Jordan Gruskovnjak, a security researcher from Exodus Intelligence has discovered 'severe' problems with patch rolling out to Nexus devices. Jordan also claimed that the Stagefright Detector app released by Zimperium (the company that reported the issue initially) is unable to detect the flaw that remains after the patch, which just contains four lines of code.
"Despite our notification (and their confirmation), Google is still currently distributing the faulty patch to Android devices via OTA updates," notes Exodus Intelligence.
To recall, Stagefright is an open source media player and which is believed to be used on about 95 percent of Android devices, an estimated 950 million users. The vulnerability, if exploited, can let attackers take control of an Android device by sending a specially crafted media file delivered by an MMS message.
"Along with the initial bug report, a set of patches to stagefright flaws were supplied and accepted by Google. One of these patches, addressing CVE-2015-3824 (aka Google Stagefright 'tx3g' MP4 Atom Integer Overflow) was quite simple, consisting of merely 4 lines of changed code," notes Exodus Intelligence official blog.
Jordan tested out a Nexus 5 with an updated firmware flashed to it and was greeted with a crash upon testing.
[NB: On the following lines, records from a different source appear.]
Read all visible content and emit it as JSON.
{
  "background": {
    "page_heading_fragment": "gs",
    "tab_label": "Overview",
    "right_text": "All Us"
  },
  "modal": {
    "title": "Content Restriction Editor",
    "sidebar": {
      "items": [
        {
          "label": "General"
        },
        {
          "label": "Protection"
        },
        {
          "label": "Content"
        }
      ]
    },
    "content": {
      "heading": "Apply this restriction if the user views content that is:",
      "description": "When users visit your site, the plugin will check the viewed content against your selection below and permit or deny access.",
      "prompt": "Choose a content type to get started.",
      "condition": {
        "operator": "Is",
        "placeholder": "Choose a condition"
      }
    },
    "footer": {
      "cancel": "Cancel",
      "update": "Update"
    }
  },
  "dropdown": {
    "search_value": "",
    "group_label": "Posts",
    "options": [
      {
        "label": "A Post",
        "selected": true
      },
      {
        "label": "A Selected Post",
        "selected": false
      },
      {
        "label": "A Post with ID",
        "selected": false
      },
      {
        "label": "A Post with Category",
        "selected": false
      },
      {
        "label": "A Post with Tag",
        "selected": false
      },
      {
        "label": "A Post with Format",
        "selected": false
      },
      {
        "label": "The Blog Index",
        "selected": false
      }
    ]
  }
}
He was able to test the flaw through a specially-crafted mp4 file that bypassed the patch.
The security research company says that it notified Google, and was told the Mountain View company has allocated the CVE identifier CVE-2015-3864 to its report. The company claims that it had to make the issue public with their findings to notify everybody about the issue.
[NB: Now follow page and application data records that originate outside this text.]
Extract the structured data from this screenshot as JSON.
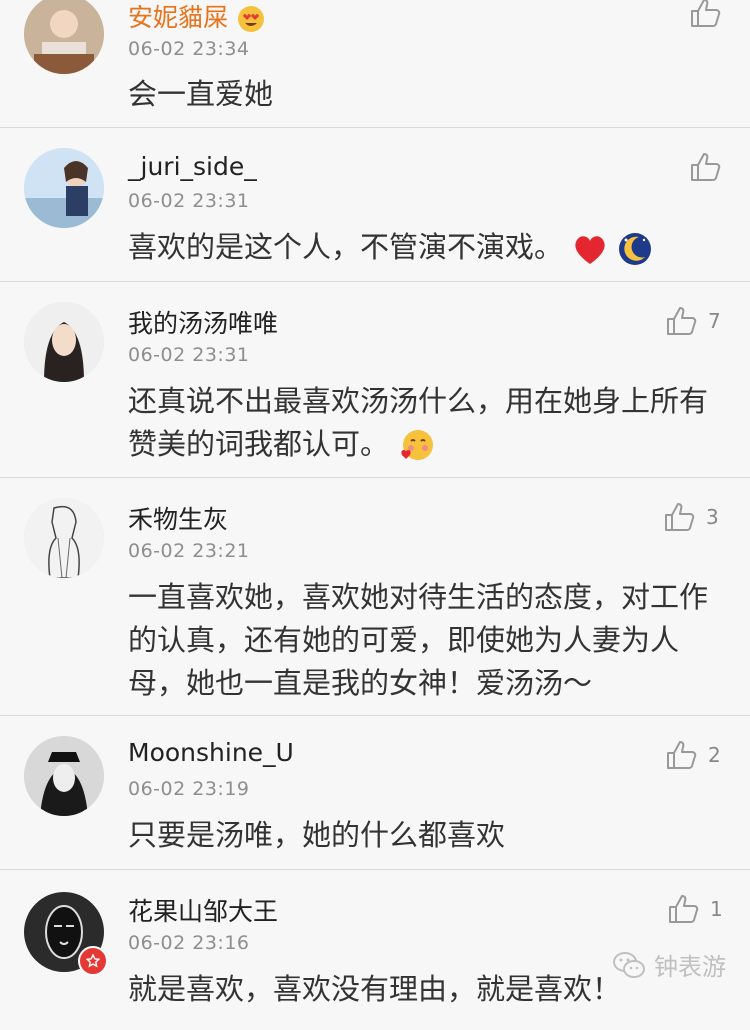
{
  "comments": [
    {
      "name": "安妮貓屎",
      "time": "06-02 23:34",
      "text": "会一直爱她",
      "likes": ""
    },
    {
      "name": "_juri_side_",
      "time": "06-02 23:31",
      "text": "喜欢的是这个人，不管演不演戏。",
      "likes": ""
    },
    {
      "name": "我的汤汤唯唯",
      "time": "06-02 23:31",
      "text": "还真说不出最喜欢汤汤什么，用在她身上所有赞美的词我都认可。",
      "likes": "7"
    },
    {
      "name": "禾物生灰",
      "time": "06-02 23:21",
      "text": "一直喜欢她，喜欢她对待生活的态度，对工作的认真，还有她的可爱，即使她为人妻为人母，她也一直是我的女神！爱汤汤～",
      "likes": "3"
    },
    {
      "name": "Moonshine_U",
      "time": "06-02 23:19",
      "text": "只要是汤唯，她的什么都喜欢",
      "likes": "2"
    },
    {
      "name": "花果山邹大王",
      "time": "06-02 23:16",
      "text": "就是喜欢，喜欢没有理由，就是喜欢！",
      "likes": "1"
    }
  ],
  "watermark": {
    "text": "钟表游",
    "icon": "wechat-icon"
  },
  "colors": {
    "name_highlight": "#e8731a",
    "time": "#8e8e8e",
    "divider": "#d9d9d9",
    "background": "#f7f7f7"
  }
}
Google confirmed the findings to The Verge, and added that a second patch was already being pushed out. "We've already sent the fix to our partners to protect users, and Nexus 4/5/6/7/9/10 and Nexus Player will get the OTA update in the September monthly security update," said Google in a statement.
The company however did not comment when non-Nexus devices can expect to receive the patch.